=== What the exercise asks ===
All of the data below should come back exactly as written, minus its images.

Data about app and page elements:
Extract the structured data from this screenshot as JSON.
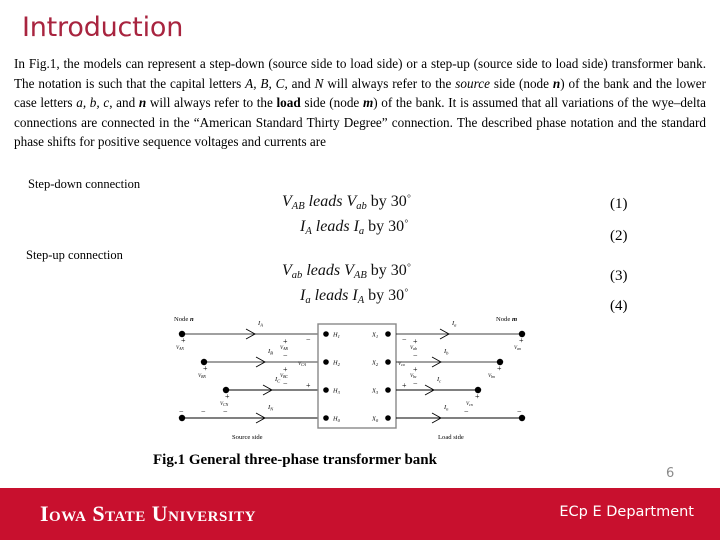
{
  "slide": {
    "title": "Introduction",
    "page_number": "6",
    "accent_color": "#c8102e",
    "title_color": "#a8243f"
  },
  "body": {
    "paragraph_runs": [
      {
        "text": "In Fig.1, the models can represent a step-down (source side to load side) or a step-up (source side to load side) transformer bank. The notation is such that the capital letters ",
        "style": "normal"
      },
      {
        "text": "A, B, C,",
        "style": "italic"
      },
      {
        "text": " and ",
        "style": "normal"
      },
      {
        "text": "N",
        "style": "italic"
      },
      {
        "text": " will always refer to the ",
        "style": "normal"
      },
      {
        "text": "source",
        "style": "italic"
      },
      {
        "text": " side (node ",
        "style": "normal"
      },
      {
        "text": "n",
        "style": "bold-italic"
      },
      {
        "text": ") of the bank and the lower case letters ",
        "style": "normal"
      },
      {
        "text": "a, b, c",
        "style": "italic"
      },
      {
        "text": ", and ",
        "style": "normal"
      },
      {
        "text": "n",
        "style": "bold-italic"
      },
      {
        "text": " will always refer to the ",
        "style": "normal"
      },
      {
        "text": "load",
        "style": "bold"
      },
      {
        "text": " side (node ",
        "style": "normal"
      },
      {
        "text": "m",
        "style": "bold-italic"
      },
      {
        "text": ") of the bank. It is assumed that all variations of the wye–delta connections are connected in the “American Standard Thirty Degree” connection. The described phase notation and the standard phase shifts for positive sequence voltages and currents are",
        "style": "normal"
      }
    ]
  },
  "sections": {
    "stepdown_label": "Step-down connection",
    "stepup_label": "Step-up connection"
  },
  "equations": [
    {
      "number": "(1)",
      "lead": "V",
      "lead_sub": "AB",
      "verb": "leads",
      "lag": "V",
      "lag_sub": "ab",
      "by": "by",
      "angle": "30",
      "deg": "°"
    },
    {
      "number": "(2)",
      "lead": "I",
      "lead_sub": "A",
      "verb": "leads",
      "lag": "I",
      "lag_sub": "a",
      "by": "by",
      "angle": "30",
      "deg": "°"
    },
    {
      "number": "(3)",
      "lead": "V",
      "lead_sub": "ab",
      "verb": "leads",
      "lag": "V",
      "lag_sub": "AB",
      "by": "by",
      "angle": "30",
      "deg": "°"
    },
    {
      "number": "(4)",
      "lead": "I",
      "lead_sub": "a",
      "verb": "leads",
      "lag": "I",
      "lag_sub": "A",
      "by": "by",
      "angle": "30",
      "deg": "°"
    }
  ],
  "figure": {
    "caption": "Fig.1 General three-phase transformer bank",
    "source_node": "Node n",
    "load_node": "Node m",
    "source_side": "Source side",
    "load_side": "Load side",
    "source_currents": [
      "IA",
      "IB",
      "IC",
      "IN"
    ],
    "load_currents": [
      "Ia",
      "Ib",
      "Ic",
      "In"
    ],
    "source_phase_voltages": [
      "VAN",
      "VBN",
      "VCN"
    ],
    "source_line_voltages": [
      "VAB",
      "VBC",
      "VCA"
    ],
    "load_phase_voltages": [
      "Van",
      "Vbn",
      "Vcn"
    ],
    "load_line_voltages": [
      "Vab",
      "Vbc",
      "Vca"
    ],
    "primary_terminals": [
      "H1",
      "H2",
      "H3",
      "H0"
    ],
    "secondary_terminals": [
      "X1",
      "X2",
      "X3",
      "X0"
    ]
  },
  "footer": {
    "logo_text": "Iowa State University",
    "department": "ECp E Department"
  }
}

=== Your solution ===
Extract the structured data from this screenshot as JSON.
{
  "slide": {
    "title": "Introduction",
    "page_number": "6",
    "accent_color": "#c8102e",
    "title_color": "#a8243f"
  },
  "body": {
    "paragraph_runs": [
      {
        "text": "In Fig.1, the models can represent a step-down (source side to load side) or a step-up (source side to load side) transformer bank. The notation is such that the capital letters ",
        "style": "normal"
      },
      {
        "text": "A, B, C,",
        "style": "italic"
      },
      {
        "text": " and ",
        "style": "normal"
      },
      {
        "text": "N",
        "style": "italic"
      },
      {
        "text": " will always refer to the ",
        "style": "normal"
      },
      {
        "text": "source",
        "style": "italic"
      },
      {
        "text": " side (node ",
        "style": "normal"
      },
      {
        "text": "n",
        "style": "bold-italic"
      },
      {
        "text": ") of the bank and the lower case letters ",
        "style": "normal"
      },
      {
        "text": "a, b, c",
        "style": "italic"
      },
      {
        "text": ", and ",
        "style": "normal"
      },
      {
        "text": "n",
        "style": "bold-italic"
      },
      {
        "text": " will always refer to the ",
        "style": "normal"
      },
      {
        "text": "load",
        "style": "bold"
      },
      {
        "text": " side (node ",
        "style": "normal"
      },
      {
        "text": "m",
        "style": "bold-italic"
      },
      {
        "text": ") of the bank. It is assumed that all variations of the wye–delta connections are connected in the “American Standard Thirty Degree” connection. The described phase notation and the standard phase shifts for positive sequence voltages and currents are",
        "style": "normal"
      }
    ]
  },
  "sections": {
    "stepdown_label": "Step-down connection",
    "stepup_label": "Step-up connection"
  },
  "equations": [
    {
      "number": "(1)",
      "lead": "V",
      "lead_sub": "AB",
      "verb": "leads",
      "lag": "V",
      "lag_sub": "ab",
      "by": "by",
      "angle": "30",
      "deg": "°"
    },
    {
      "number": "(2)",
      "lead": "I",
      "lead_sub": "A",
      "verb": "leads",
      "lag": "I",
      "lag_sub": "a",
      "by": "by",
      "angle": "30",
      "deg": "°"
    },
    {
      "number": "(3)",
      "lead": "V",
      "lead_sub": "ab",
      "verb": "leads",
      "lag": "V",
      "lag_sub": "AB",
      "by": "by",
      "angle": "30",
      "deg": "°"
    },
    {
      "number": "(4)",
      "lead": "I",
      "lead_sub": "a",
      "verb": "leads",
      "lag": "I",
      "lag_sub": "A",
      "by": "by",
      "angle": "30",
      "deg": "°"
    }
  ],
  "figure": {
    "caption": "Fig.1 General three-phase transformer bank",
    "source_node": "Node n",
    "load_node": "Node m",
    "source_side": "Source side",
    "load_side": "Load side",
    "source_currents": [
      "IA",
      "IB",
      "IC",
      "IN"
    ],
    "load_currents": [
      "Ia",
      "Ib",
      "Ic",
      "In"
    ],
    "source_phase_voltages": [
      "VAN",
      "VBN",
      "VCN"
    ],
    "source_line_voltages": [
      "VAB",
      "VBC",
      "VCA"
    ],
    "load_phase_voltages": [
      "Van",
      "Vbn",
      "Vcn"
    ],
    "load_line_voltages": [
      "Vab",
      "Vbc",
      "Vca"
    ],
    "primary_terminals": [
      "H1",
      "H2",
      "H3",
      "H0"
    ],
    "secondary_terminals": [
      "X1",
      "X2",
      "X3",
      "X0"
    ]
  },
  "footer": {
    "logo_text": "Iowa State University",
    "department": "ECp E Department"
  }
}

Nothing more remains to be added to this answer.